Return all of the lines below exactly as they are.

[Dataset entries — start]

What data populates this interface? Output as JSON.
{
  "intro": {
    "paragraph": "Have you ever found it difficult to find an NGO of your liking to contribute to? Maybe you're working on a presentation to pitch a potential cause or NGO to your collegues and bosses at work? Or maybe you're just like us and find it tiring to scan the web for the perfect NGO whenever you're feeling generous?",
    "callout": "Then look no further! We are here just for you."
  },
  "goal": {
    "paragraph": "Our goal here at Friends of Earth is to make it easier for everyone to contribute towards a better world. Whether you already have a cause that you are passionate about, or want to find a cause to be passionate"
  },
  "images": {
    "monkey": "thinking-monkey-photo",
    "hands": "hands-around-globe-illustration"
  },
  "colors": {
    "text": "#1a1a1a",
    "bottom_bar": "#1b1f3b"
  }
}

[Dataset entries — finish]

▸ **Reply**:
What data populates this interface? Output as JSON.
{
  "intro": {
    "paragraph": "Have you ever found it difficult to find an NGO of your liking to contribute to? Maybe you're working on a presentation to pitch a potential cause or NGO to your collegues and bosses at work? Or maybe you're just like us and find it tiring to scan the web for the perfect NGO whenever you're feeling generous?",
    "callout": "Then look no further! We are here just for you."
  },
  "goal": {
    "paragraph": "Our goal here at Friends of Earth is to make it easier for everyone to contribute towards a better world. Whether you already have a cause that you are passionate about, or want to find a cause to be passionate"
  },
  "images": {
    "monkey": "thinking-monkey-photo",
    "hands": "hands-around-globe-illustration"
  },
  "colors": {
    "text": "#1a1a1a",
    "bottom_bar": "#1b1f3b"
  }
}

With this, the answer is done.